§ Task instructions:
Reproduce the entries so that every line matches the original exactly.

§ Data under study:
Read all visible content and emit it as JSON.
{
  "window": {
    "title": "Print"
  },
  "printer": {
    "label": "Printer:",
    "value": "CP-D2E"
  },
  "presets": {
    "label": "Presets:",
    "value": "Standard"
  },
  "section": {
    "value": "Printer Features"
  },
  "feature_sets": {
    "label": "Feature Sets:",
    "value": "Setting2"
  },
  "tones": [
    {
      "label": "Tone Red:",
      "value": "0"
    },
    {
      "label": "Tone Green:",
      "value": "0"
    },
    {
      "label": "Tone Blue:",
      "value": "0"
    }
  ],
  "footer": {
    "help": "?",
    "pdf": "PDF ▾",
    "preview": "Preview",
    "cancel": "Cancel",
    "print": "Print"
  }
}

§ Output for this exercise:
Read all visible content and emit it as JSON.
{
  "window": {
    "title": "Print"
  },
  "printer": {
    "label": "Printer:",
    "value": "CP-D2E"
  },
  "presets": {
    "label": "Presets:",
    "value": "Standard"
  },
  "section": {
    "value": "Printer Features"
  },
  "feature_sets": {
    "label": "Feature Sets:",
    "value": "Setting2"
  },
  "tones": [
    {
      "label": "Tone Red:",
      "value": "0"
    },
    {
      "label": "Tone Green:",
      "value": "0"
    },
    {
      "label": "Tone Blue:",
      "value": "0"
    }
  ],
  "footer": {
    "help": "?",
    "pdf": "PDF ▾",
    "preview": "Preview",
    "cancel": "Cancel",
    "print": "Print"
  }
}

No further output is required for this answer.